[Data about app and page elements]
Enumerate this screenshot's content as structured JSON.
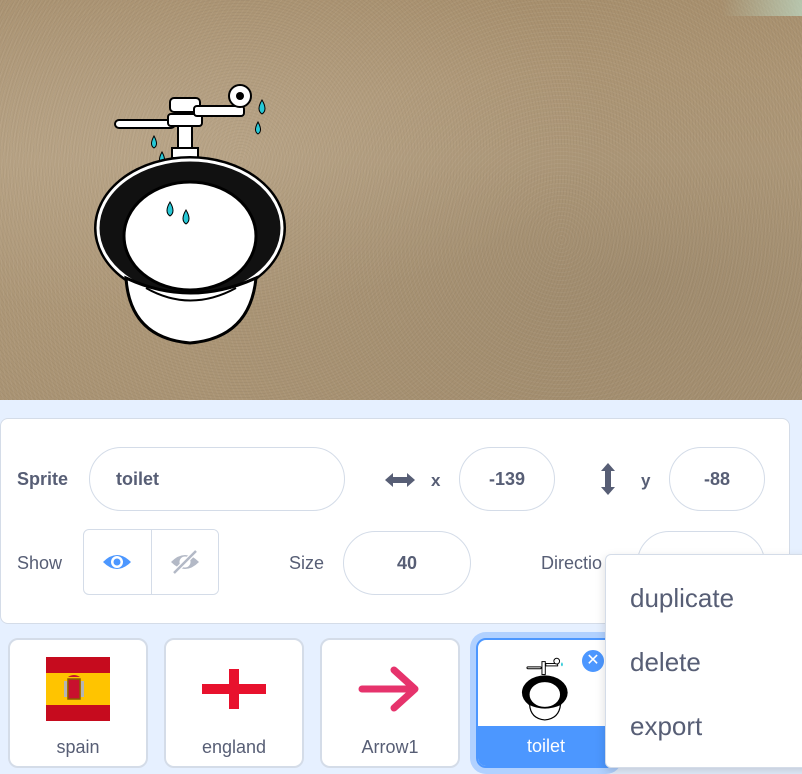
{
  "stage": {
    "sprite_name": "toilet"
  },
  "sprite_info": {
    "sprite_label": "Sprite",
    "sprite_name": "toilet",
    "x_label": "x",
    "x_value": "-139",
    "y_label": "y",
    "y_value": "-88",
    "show_label": "Show",
    "size_label": "Size",
    "size_value": "40",
    "direction_label": "Directio",
    "visible": true
  },
  "sprites": [
    {
      "name": "spain",
      "selected": false
    },
    {
      "name": "england",
      "selected": false
    },
    {
      "name": "Arrow1",
      "selected": false
    },
    {
      "name": "toilet",
      "selected": true
    }
  ],
  "context_menu": {
    "items": [
      "duplicate",
      "delete",
      "export"
    ]
  },
  "colors": {
    "accent": "#4c97ff",
    "text": "#575e75",
    "arrow": "#e6336c"
  },
  "icons": {
    "show": "eye-icon",
    "hide": "eye-slash-icon",
    "x": "horizontal-arrows-icon",
    "y": "vertical-arrows-icon",
    "delete": "close-icon"
  }
}
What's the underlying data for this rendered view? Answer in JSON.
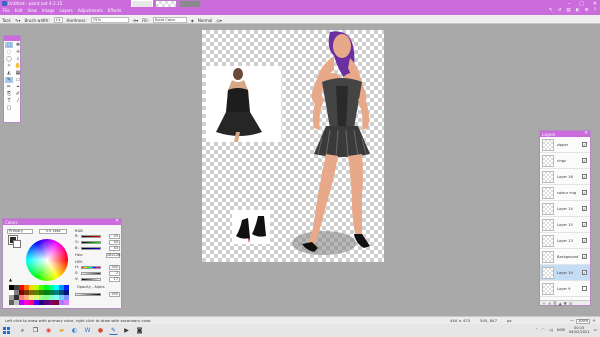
{
  "window": {
    "title": "Untitled - paint.net 4.2.15",
    "controls": [
      "–",
      "□",
      "✕"
    ]
  },
  "menu": {
    "items": [
      "File",
      "Edit",
      "View",
      "Image",
      "Layers",
      "Adjustments",
      "Effects"
    ]
  },
  "toolbar": {
    "tool_label": "Tool:",
    "brush_width_label": "Brush width:",
    "brush_width_value": "15",
    "hardness_label": "Hardness:",
    "hardness_value": "75%",
    "fill_label": "Fill:",
    "fill_value": "Solid Color",
    "blend_value": "Normal"
  },
  "colors_panel": {
    "title": "Colors",
    "mode": "Primary",
    "less_button": "<< Less",
    "rgb_label": "RGB",
    "r_label": "R:",
    "r_value": "43",
    "g_label": "G:",
    "g_value": "44",
    "b_label": "B:",
    "b_value": "43",
    "hex_label": "Hex:",
    "hex_value": "2B2C2B",
    "hsv_label": "HSV",
    "h_label": "H:",
    "h_value": "300",
    "s_label": "S:",
    "s_value": "2",
    "v_label": "V:",
    "v_value": "17",
    "opacity_label": "Opacity - Alpha",
    "opacity_value": "255",
    "palette": [
      "#000000",
      "#404040",
      "#ff0000",
      "#ff6a00",
      "#ffd800",
      "#b6ff00",
      "#4cff00",
      "#00ff21",
      "#00ff90",
      "#00ffff",
      "#0094ff",
      "#0026ff",
      "#ffffff",
      "#808080",
      "#7f0000",
      "#7f3300",
      "#7f6a00",
      "#5b7f00",
      "#267f00",
      "#007f0e",
      "#007f46",
      "#007f7f",
      "#004a7f",
      "#00137f",
      "#a0a0a0",
      "#303030",
      "#ff7f7f",
      "#ffb27f",
      "#ffe97f",
      "#daff7f",
      "#a5ff7f",
      "#7fff8e",
      "#7fffc5",
      "#7fffff",
      "#7fc9ff",
      "#7f92ff",
      "#606060",
      "#c0c0c0",
      "#b200ff",
      "#ff00dc",
      "#ff006e",
      "#4800ff",
      "#21007f",
      "#57007f",
      "#7f006e",
      "#7f0037",
      "#a17fff",
      "#d67fff"
    ]
  },
  "layers_panel": {
    "title": "Layers",
    "layers": [
      {
        "name": "zipper",
        "visible": true,
        "selected": false
      },
      {
        "name": "ringz",
        "visible": true,
        "selected": false
      },
      {
        "name": "Layer 16",
        "visible": true,
        "selected": false
      },
      {
        "name": "colour mig",
        "visible": true,
        "selected": false
      },
      {
        "name": "Layer 14",
        "visible": true,
        "selected": false
      },
      {
        "name": "Layer 15",
        "visible": true,
        "selected": false
      },
      {
        "name": "Layer 13",
        "visible": true,
        "selected": false
      },
      {
        "name": "Background",
        "visible": true,
        "selected": false
      },
      {
        "name": "Layer 19",
        "visible": true,
        "selected": true
      },
      {
        "name": "Layer 9",
        "visible": false,
        "selected": false
      }
    ]
  },
  "statusbar": {
    "message": "Left click to draw with primary color, right click to draw with secondary color.",
    "size": "440 × 473",
    "cursor": "505, 847",
    "unit": "px",
    "zoom": "100%"
  },
  "taskbar": {
    "time": "00:15",
    "date": "04/02/2021",
    "lang": "NOB"
  },
  "colors": {
    "accent": "#cb6cdc",
    "workspace": "#a9a9a9"
  }
}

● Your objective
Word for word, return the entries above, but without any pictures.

● Answer for this exercise
Enumerate this screenshot's content as structured JSON.
{
  "stage": {
    "sprite_name": "toilet"
  },
  "sprite_info": {
    "sprite_label": "Sprite",
    "sprite_name": "toilet",
    "x_label": "x",
    "x_value": "-139",
    "y_label": "y",
    "y_value": "-88",
    "show_label": "Show",
    "size_label": "Size",
    "size_value": "40",
    "direction_label": "Directio",
    "visible": true
  },
  "sprites": [
    {
      "name": "spain",
      "selected": false
    },
    {
      "name": "england",
      "selected": false
    },
    {
      "name": "Arrow1",
      "selected": false
    },
    {
      "name": "toilet",
      "selected": true
    }
  ],
  "context_menu": {
    "items": [
      "duplicate",
      "delete",
      "export"
    ]
  },
  "colors": {
    "accent": "#4c97ff",
    "text": "#575e75",
    "arrow": "#e6336c"
  },
  "icons": {
    "show": "eye-icon",
    "hide": "eye-slash-icon",
    "x": "horizontal-arrows-icon",
    "y": "vertical-arrows-icon",
    "delete": "close-icon"
  }
}
What's the underlying data for this rendered view? Answer in JSON.
{
  "window": {
    "title": "Untitled - paint.net 4.2.15",
    "controls": [
      "–",
      "□",
      "✕"
    ]
  },
  "menu": {
    "items": [
      "File",
      "Edit",
      "View",
      "Image",
      "Layers",
      "Adjustments",
      "Effects"
    ]
  },
  "toolbar": {
    "tool_label": "Tool:",
    "brush_width_label": "Brush width:",
    "brush_width_value": "15",
    "hardness_label": "Hardness:",
    "hardness_value": "75%",
    "fill_label": "Fill:",
    "fill_value": "Solid Color",
    "blend_value": "Normal"
  },
  "colors_panel": {
    "title": "Colors",
    "mode": "Primary",
    "less_button": "<< Less",
    "rgb_label": "RGB",
    "r_label": "R:",
    "r_value": "43",
    "g_label": "G:",
    "g_value": "44",
    "b_label": "B:",
    "b_value": "43",
    "hex_label": "Hex:",
    "hex_value": "2B2C2B",
    "hsv_label": "HSV",
    "h_label": "H:",
    "h_value": "300",
    "s_label": "S:",
    "s_value": "2",
    "v_label": "V:",
    "v_value": "17",
    "opacity_label": "Opacity - Alpha",
    "opacity_value": "255",
    "palette": [
      "#000000",
      "#404040",
      "#ff0000",
      "#ff6a00",
      "#ffd800",
      "#b6ff00",
      "#4cff00",
      "#00ff21",
      "#00ff90",
      "#00ffff",
      "#0094ff",
      "#0026ff",
      "#ffffff",
      "#808080",
      "#7f0000",
      "#7f3300",
      "#7f6a00",
      "#5b7f00",
      "#267f00",
      "#007f0e",
      "#007f46",
      "#007f7f",
      "#004a7f",
      "#00137f",
      "#a0a0a0",
      "#303030",
      "#ff7f7f",
      "#ffb27f",
      "#ffe97f",
      "#daff7f",
      "#a5ff7f",
      "#7fff8e",
      "#7fffc5",
      "#7fffff",
      "#7fc9ff",
      "#7f92ff",
      "#606060",
      "#c0c0c0",
      "#b200ff",
      "#ff00dc",
      "#ff006e",
      "#4800ff",
      "#21007f",
      "#57007f",
      "#7f006e",
      "#7f0037",
      "#a17fff",
      "#d67fff"
    ]
  },
  "layers_panel": {
    "title": "Layers",
    "layers": [
      {
        "name": "zipper",
        "visible": true,
        "selected": false
      },
      {
        "name": "ringz",
        "visible": true,
        "selected": false
      },
      {
        "name": "Layer 16",
        "visible": true,
        "selected": false
      },
      {
        "name": "colour mig",
        "visible": true,
        "selected": false
      },
      {
        "name": "Layer 14",
        "visible": true,
        "selected": false
      },
      {
        "name": "Layer 15",
        "visible": true,
        "selected": false
      },
      {
        "name": "Layer 13",
        "visible": true,
        "selected": false
      },
      {
        "name": "Background",
        "visible": true,
        "selected": false
      },
      {
        "name": "Layer 19",
        "visible": true,
        "selected": true
      },
      {
        "name": "Layer 9",
        "visible": false,
        "selected": false
      }
    ]
  },
  "statusbar": {
    "message": "Left click to draw with primary color, right click to draw with secondary color.",
    "size": "440 × 473",
    "cursor": "505, 847",
    "unit": "px",
    "zoom": "100%"
  },
  "taskbar": {
    "time": "00:15",
    "date": "04/02/2021",
    "lang": "NOB"
  },
  "colors": {
    "accent": "#cb6cdc",
    "workspace": "#a9a9a9"
  }
}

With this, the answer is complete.